▸ Your assignment
Copy each line below as written, but skip the pictures.

-*-*-

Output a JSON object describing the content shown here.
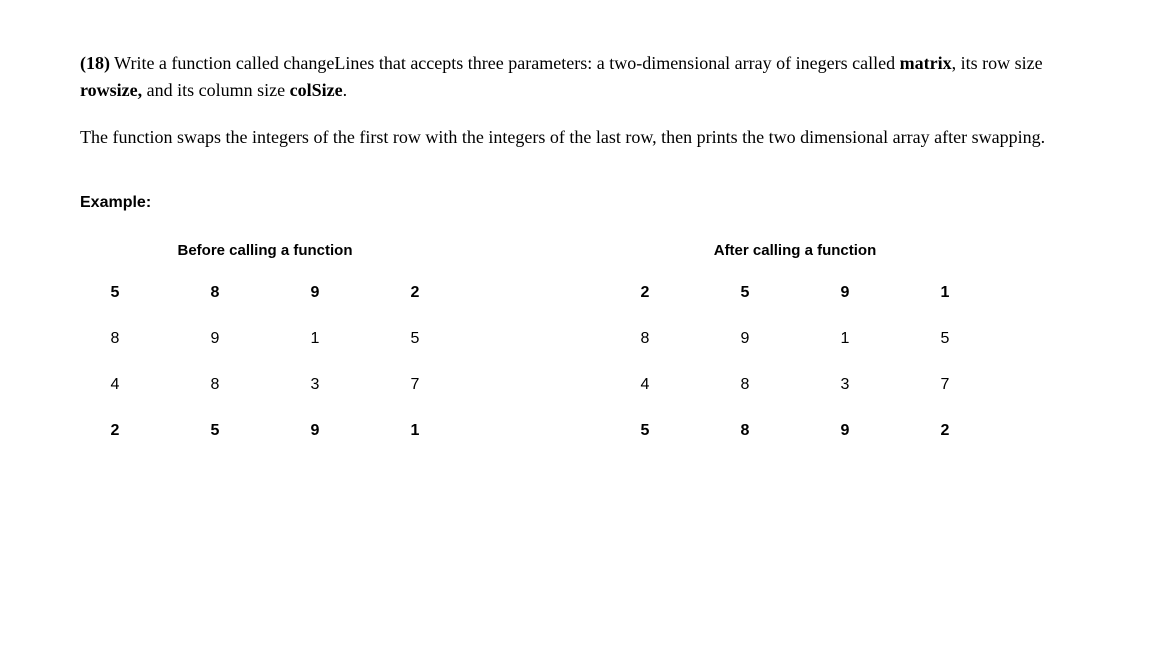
{
  "question": {
    "number": "(18)",
    "text_part1": " Write a function called changeLines that accepts three parameters: a two-dimensional array of inegers called ",
    "kw_matrix": "matrix",
    "text_part2": ", its row size ",
    "kw_rowsize": "rowsize,",
    "text_part3": " and its column size ",
    "kw_colsize": "colSize",
    "text_part4": "."
  },
  "description": "The function swaps the integers of the first row with the integers of the last row, then prints the two dimensional array after swapping.",
  "example_label": "Example:",
  "before": {
    "caption": "Before calling a function",
    "rows": [
      [
        "5",
        "8",
        "9",
        "2"
      ],
      [
        "8",
        "9",
        "1",
        "5"
      ],
      [
        "4",
        "8",
        "3",
        "7"
      ],
      [
        "2",
        "5",
        "9",
        "1"
      ]
    ]
  },
  "after": {
    "caption": "After calling a function",
    "rows": [
      [
        "2",
        "5",
        "9",
        "1"
      ],
      [
        "8",
        "9",
        "1",
        "5"
      ],
      [
        "4",
        "8",
        "3",
        "7"
      ],
      [
        "5",
        "8",
        "9",
        "2"
      ]
    ]
  }
}
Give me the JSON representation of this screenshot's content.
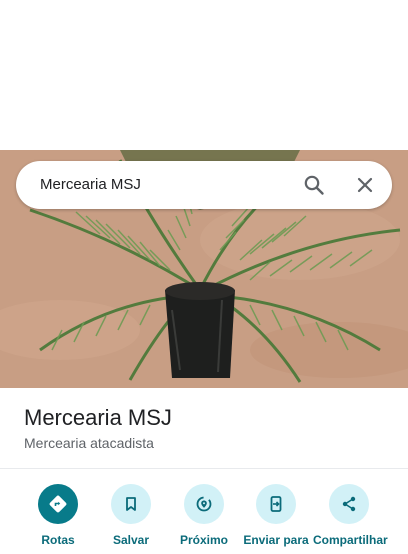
{
  "search": {
    "query": "Mercearia MSJ"
  },
  "place": {
    "name": "Mercearia MSJ",
    "category": "Mercearia atacadista"
  },
  "actions": [
    {
      "label": "Rotas",
      "icon": "directions-icon"
    },
    {
      "label": "Salvar",
      "icon": "bookmark-icon"
    },
    {
      "label": "Próximo",
      "icon": "nearby-icon"
    },
    {
      "label": "Enviar para",
      "icon": "send-to-device-icon"
    },
    {
      "label": "Compartilhar",
      "icon": "share-icon"
    }
  ],
  "colors": {
    "accent": "#087b8a",
    "action_bg": "#d2f1f7",
    "action_label": "#0b6b7a"
  }
}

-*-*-

▸ Solution to this task
Output a JSON object describing the content shown here.
{
  "question": {
    "number": "(18)",
    "text_part1": " Write a function called changeLines that accepts three parameters: a two-dimensional array of inegers called ",
    "kw_matrix": "matrix",
    "text_part2": ", its row size ",
    "kw_rowsize": "rowsize,",
    "text_part3": " and its column size ",
    "kw_colsize": "colSize",
    "text_part4": "."
  },
  "description": "The function swaps the integers of the first row with the integers of the last row, then prints the two dimensional array after swapping.",
  "example_label": "Example:",
  "before": {
    "caption": "Before calling a function",
    "rows": [
      [
        "5",
        "8",
        "9",
        "2"
      ],
      [
        "8",
        "9",
        "1",
        "5"
      ],
      [
        "4",
        "8",
        "3",
        "7"
      ],
      [
        "2",
        "5",
        "9",
        "1"
      ]
    ]
  },
  "after": {
    "caption": "After calling a function",
    "rows": [
      [
        "2",
        "5",
        "9",
        "1"
      ],
      [
        "8",
        "9",
        "1",
        "5"
      ],
      [
        "4",
        "8",
        "3",
        "7"
      ],
      [
        "5",
        "8",
        "9",
        "2"
      ]
    ]
  }
}
Give me the JSON representation of this screenshot's content.
{
  "search": {
    "query": "Mercearia MSJ"
  },
  "place": {
    "name": "Mercearia MSJ",
    "category": "Mercearia atacadista"
  },
  "actions": [
    {
      "label": "Rotas",
      "icon": "directions-icon"
    },
    {
      "label": "Salvar",
      "icon": "bookmark-icon"
    },
    {
      "label": "Próximo",
      "icon": "nearby-icon"
    },
    {
      "label": "Enviar para",
      "icon": "send-to-device-icon"
    },
    {
      "label": "Compartilhar",
      "icon": "share-icon"
    }
  ],
  "colors": {
    "accent": "#087b8a",
    "action_bg": "#d2f1f7",
    "action_label": "#0b6b7a"
  }
}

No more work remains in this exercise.